Yemen currently ranks as the country with the 4th-largest population of internally displaced people in the world. Home to over 29 million people, more than 4 million people have been displaced since the outset of the war in 2015. 3 million internally displaced persons are in need of humanitarian assistance, including 1 million of them who continue to live in camp sites.
In the Cash Consortium of Yemen, cash transfers have been chosen as an effective method to meet the urgent needs of families in need in Al Dhale’e Governorate. The fast delivery of humanitarian aid to provide financial assistance to the displaced within 14 days of their arrival at displacement camps allow newly internally displaced persons to buy different items according to their immediate needs.
“Once I realized that the conflict had escalated and there was no hope for it to lessen, I decided to flee my home and village for the wellbeing of my children and wife.”
40-year-old-Rajeh further explained that he is grateful and disappointed at the same time. He is grateful because he and his family are alive and were able to escape the conflict without any harm. He then recounted that he and his family were disheartened to leave not just their house and belongings, but also the memories of their lives there.
“Where would we go now?” is what unsettlingly crossed Rajeh’s mind back then while fleeing their village. He then mentioned that: “I currently live in an Internally Displaced People camp and this is my first-time receiving cash distribution since I first arrived here”
He also stated: “this cash assistance is going to help me a lot in covering the basic necessities for my family”. He then explained that this cash assistance will help his family and him in buying food, water and looking after his family if they get sick.

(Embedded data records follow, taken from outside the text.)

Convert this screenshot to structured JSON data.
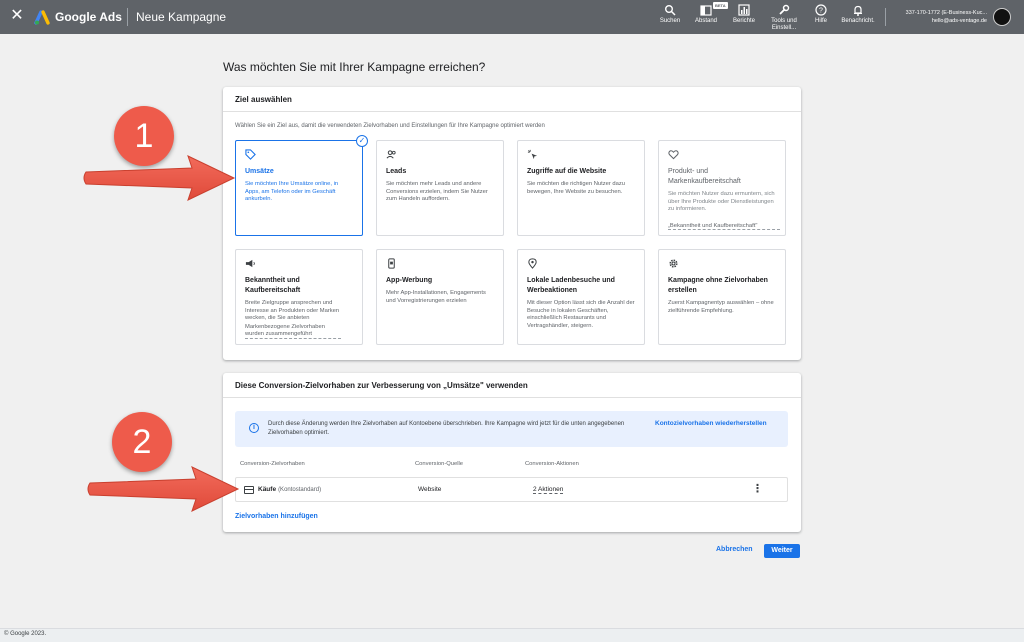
{
  "topbar": {
    "close_icon": "close-icon",
    "brand": "Google Ads",
    "page_name": "Neue Kampagne",
    "tools": [
      {
        "icon": "search-icon",
        "label": "Suchen"
      },
      {
        "icon": "appearance-icon",
        "label": "Abstand"
      },
      {
        "icon": "reports-icon",
        "label": "Berichte"
      },
      {
        "icon": "wrench-icon",
        "label": "Tools und Einstell..."
      },
      {
        "icon": "help-icon",
        "label": "Hilfe"
      },
      {
        "icon": "bell-icon",
        "label": "Benachricht."
      }
    ],
    "beta_label": "BETA",
    "account_id": "337-170-1772 (E-Business-Kuc...",
    "account_email": "hello@ads-ventage.de"
  },
  "page": {
    "title": "Was möchten Sie mit Ihrer Kampagne erreichen?"
  },
  "goal_section": {
    "header": "Ziel auswählen",
    "description": "Wählen Sie ein Ziel aus, damit die verwendeten Zielvorhaben und Einstellungen für Ihre Kampagne optimiert werden",
    "tiles": [
      {
        "icon": "tag-icon",
        "title": "Umsätze",
        "text": "Sie möchten Ihre Umsätze online, in Apps, am Telefon oder im Geschäft ankurbeln.",
        "selected": true
      },
      {
        "icon": "people-icon",
        "title": "Leads",
        "text": "Sie möchten mehr Leads und andere Conversions erzielen, indem Sie Nutzer zum Handeln auffordern."
      },
      {
        "icon": "cursor-click-icon",
        "title": "Zugriffe auf die Website",
        "text": "Sie möchten die richtigen Nutzer dazu bewegen, Ihre Website zu besuchen."
      },
      {
        "icon": "heart-icon",
        "title": "Produkt- und Markenkaufbereitschaft",
        "text": "Sie möchten Nutzer dazu ermuntern, sich über Ihre Produkte oder Dienstleistungen zu informieren.",
        "footnote": "„Bekanntheit und Kaufbereitschaft\" verwenden",
        "muted": true
      },
      {
        "icon": "megaphone-icon",
        "title": "Bekanntheit und Kaufbereitschaft",
        "text": "Breite Zielgruppe ansprechen und Interesse an Produkten oder Marken wecken, die Sie anbieten",
        "footnote": "Markenbezogene Zielvorhaben wurden zusammengeführt"
      },
      {
        "icon": "phone-icon",
        "title": "App-Werbung",
        "text": "Mehr App-Installationen, Engagements und Vorregistrierungen erzielen"
      },
      {
        "icon": "pin-icon",
        "title": "Lokale Ladenbesuche und Werbeaktionen",
        "text": "Mit dieser Option lässt sich die Anzahl der Besuche in lokalen Geschäften, einschließlich Restaurants und Vertragshändler, steigern."
      },
      {
        "icon": "gear-icon",
        "title": "Kampagne ohne Zielvorhaben erstellen",
        "text": "Zuerst Kampagnentyp auswählen – ohne zielführende Empfehlung."
      }
    ]
  },
  "conversion_section": {
    "header": "Diese Conversion-Zielvorhaben zur Verbesserung von „Umsätze\" verwenden",
    "info_text": "Durch diese Änderung werden Ihre Zielvorhaben auf Kontoebene überschrieben. Ihre Kampagne wird jetzt für die unten angegebenen Zielvorhaben optimiert.",
    "info_link": "Kontozielvorhaben wiederherstellen",
    "columns": [
      "Conversion-Zielvorhaben",
      "Conversion-Quelle",
      "Conversion-Aktionen"
    ],
    "row": {
      "name": "Käufe",
      "default_label": "(Kontostandard)",
      "source": "Website",
      "actions": "2 Aktionen"
    },
    "add_link": "Zielvorhaben hinzufügen"
  },
  "buttons": {
    "cancel": "Abbrechen",
    "next": "Weiter"
  },
  "annotations": {
    "marker_1": "1",
    "marker_2": "2",
    "marker_color": "#ee5b4b"
  },
  "footer": {
    "copyright": "© Google 2023."
  }
}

With ECHO funding, ACTED will be distributing cash assistance to 1,388 newly displaced families and most vulnerable people from December, 2020 to July, 2021 alongside other organizations that are part of the DRC-led cash consortium.
The project established a rapid mechanism for the delivery of humanitarian assistance that provided financial assistance to families affected from floods and IDPs within 14 days of their arrival at the displacement camps.